About this Journal Submit a Manuscript Table of Contents
ISRN Neuroscience
Volume 2013 (2013), Article ID 604847, 24 pages
http://dx.doi.org/10.1155/2013/604847
Review Article

Off the Beaten Path: Drug Addiction and the Pontine Laterodorsal Tegmentum

Department of Drug Design and Pharmacology, Faculty of Health Sciences, Universitetsparken 2, University of Copenhagen, 2100 Copenhagen, Denmark

Received 17 April 2013; Accepted 29 May 2013

Academic Editors: A. Almeida, A. K. Clark, and A. Scuteri

Copyright © 2013 Kristi A. Kohlmeier. This is an open access article distributed under the Creative Commons Attribution License, which permits unrestricted use, distribution, and reproduction in any medium, provided the original work is properly cited.

Abstract

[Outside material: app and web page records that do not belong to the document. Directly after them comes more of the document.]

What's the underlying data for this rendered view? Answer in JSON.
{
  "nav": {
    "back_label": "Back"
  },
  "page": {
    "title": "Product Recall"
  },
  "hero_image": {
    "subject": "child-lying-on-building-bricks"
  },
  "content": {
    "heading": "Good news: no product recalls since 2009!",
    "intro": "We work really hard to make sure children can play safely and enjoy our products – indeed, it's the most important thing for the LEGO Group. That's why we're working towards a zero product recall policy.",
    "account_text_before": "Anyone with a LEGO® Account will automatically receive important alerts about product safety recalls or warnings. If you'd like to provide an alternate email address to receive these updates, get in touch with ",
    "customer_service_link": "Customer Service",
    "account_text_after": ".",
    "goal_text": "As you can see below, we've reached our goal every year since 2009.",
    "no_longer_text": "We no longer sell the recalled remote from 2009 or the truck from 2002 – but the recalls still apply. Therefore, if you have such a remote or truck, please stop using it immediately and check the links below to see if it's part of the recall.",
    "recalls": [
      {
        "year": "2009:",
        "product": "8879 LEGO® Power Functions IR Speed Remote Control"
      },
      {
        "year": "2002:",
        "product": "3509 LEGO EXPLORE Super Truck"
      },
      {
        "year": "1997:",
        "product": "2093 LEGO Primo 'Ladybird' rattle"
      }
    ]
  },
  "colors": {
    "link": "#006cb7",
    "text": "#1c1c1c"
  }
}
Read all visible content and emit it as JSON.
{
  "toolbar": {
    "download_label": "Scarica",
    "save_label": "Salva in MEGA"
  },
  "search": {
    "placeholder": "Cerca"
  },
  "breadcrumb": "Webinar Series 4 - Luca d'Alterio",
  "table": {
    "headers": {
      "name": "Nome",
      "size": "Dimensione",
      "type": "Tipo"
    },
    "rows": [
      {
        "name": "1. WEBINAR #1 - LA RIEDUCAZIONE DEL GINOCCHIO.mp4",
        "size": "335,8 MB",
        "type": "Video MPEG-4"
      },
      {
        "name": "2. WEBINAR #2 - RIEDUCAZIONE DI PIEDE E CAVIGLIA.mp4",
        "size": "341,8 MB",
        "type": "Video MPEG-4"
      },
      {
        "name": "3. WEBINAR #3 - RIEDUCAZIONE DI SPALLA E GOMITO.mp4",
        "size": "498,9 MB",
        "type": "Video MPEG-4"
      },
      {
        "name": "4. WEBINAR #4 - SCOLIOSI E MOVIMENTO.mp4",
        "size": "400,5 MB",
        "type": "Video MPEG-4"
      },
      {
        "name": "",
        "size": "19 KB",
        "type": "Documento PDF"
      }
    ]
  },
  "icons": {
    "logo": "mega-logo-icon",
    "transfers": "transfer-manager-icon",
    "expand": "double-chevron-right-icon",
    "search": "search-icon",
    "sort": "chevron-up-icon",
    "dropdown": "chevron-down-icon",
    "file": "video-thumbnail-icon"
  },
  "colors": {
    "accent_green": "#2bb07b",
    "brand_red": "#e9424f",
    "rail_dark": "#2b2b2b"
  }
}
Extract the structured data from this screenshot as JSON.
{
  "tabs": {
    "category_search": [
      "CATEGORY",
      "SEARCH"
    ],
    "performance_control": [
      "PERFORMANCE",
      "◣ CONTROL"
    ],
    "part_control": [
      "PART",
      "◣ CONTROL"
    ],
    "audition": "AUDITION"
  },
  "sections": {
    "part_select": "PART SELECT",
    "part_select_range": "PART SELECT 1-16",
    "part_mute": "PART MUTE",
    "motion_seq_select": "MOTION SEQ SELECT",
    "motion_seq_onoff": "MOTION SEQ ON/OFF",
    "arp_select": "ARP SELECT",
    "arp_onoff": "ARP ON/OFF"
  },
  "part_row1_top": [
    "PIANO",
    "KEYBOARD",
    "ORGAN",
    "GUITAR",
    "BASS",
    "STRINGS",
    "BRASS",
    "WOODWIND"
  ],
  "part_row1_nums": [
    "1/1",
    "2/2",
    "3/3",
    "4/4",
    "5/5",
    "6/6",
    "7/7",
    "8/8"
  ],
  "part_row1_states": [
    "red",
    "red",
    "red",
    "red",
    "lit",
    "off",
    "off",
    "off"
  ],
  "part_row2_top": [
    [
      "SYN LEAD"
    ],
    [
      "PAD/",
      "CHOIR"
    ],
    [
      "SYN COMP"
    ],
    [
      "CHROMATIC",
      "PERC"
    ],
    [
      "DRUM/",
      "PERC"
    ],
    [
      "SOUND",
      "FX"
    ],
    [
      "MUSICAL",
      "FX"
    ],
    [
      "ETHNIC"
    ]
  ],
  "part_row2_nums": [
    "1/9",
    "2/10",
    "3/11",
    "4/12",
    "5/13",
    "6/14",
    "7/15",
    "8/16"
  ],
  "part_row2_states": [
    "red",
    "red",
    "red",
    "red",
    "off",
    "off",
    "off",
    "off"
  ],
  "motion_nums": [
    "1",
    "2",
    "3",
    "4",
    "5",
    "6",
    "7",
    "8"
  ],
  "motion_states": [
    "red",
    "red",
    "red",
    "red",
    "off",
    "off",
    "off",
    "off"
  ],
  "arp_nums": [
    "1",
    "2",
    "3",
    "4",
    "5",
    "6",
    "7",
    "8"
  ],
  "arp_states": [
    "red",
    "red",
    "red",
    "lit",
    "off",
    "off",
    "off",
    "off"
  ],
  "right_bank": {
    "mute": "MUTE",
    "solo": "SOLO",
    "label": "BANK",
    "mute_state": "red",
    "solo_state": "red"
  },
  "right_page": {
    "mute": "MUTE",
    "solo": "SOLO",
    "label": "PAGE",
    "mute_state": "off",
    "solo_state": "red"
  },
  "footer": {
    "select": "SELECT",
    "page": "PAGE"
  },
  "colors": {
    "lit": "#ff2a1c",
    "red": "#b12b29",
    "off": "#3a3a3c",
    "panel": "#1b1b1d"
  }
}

Drug addiction is a multileveled behavior controlled by interactions among many diverse neuronal groups involving several neurotransmitter systems. The involvement of brainstem-sourced, cholinergic neurotransmission in the development of addiction and in the persistent physiological processes that drive this maladaptive behavior has not been widely investigated. The major cholinergic input to neurons in the midbrain which are instrumental in assessment of reward and assignment of salience to stimuli, including drugs of abuse, sources from acetylcholine- (ACh-) containing pontine neurons of the laterodorsal tegmentum (LDT). Excitatory LDT input, likely cholinergic, is critical in allowing behaviorally relevant neuronal firing patterns within midbrain reward circuitry. Via this control, the LDT is positioned to be importantly involved in development of compulsive, addictive patterns of behavior. The goal of this review is to present the anatomical, physiological, and behavioral evidence suggesting a role of the LDT in the neurobiology underlying addiction to drugs of abuse. Although focus is directed on the evidence supporting a vital participation of the cholinergic neurons of the LDT, data indicating a contribution of noncholinergic LDT neurons to processes underlying addiction are also reviewed. While sparse, available information of actions of drugs of abuse on LDT cells and the output of these neurons as well as their influence on addiction-related behavior are also presented. Taken together, data from studies presented in this review strongly support the position that the LDT is a major player in the neurobiology of drug addiction. Accordingly, the LDT may serve as a future treatment target for efficacious pharmaceutical combat of drug addiction.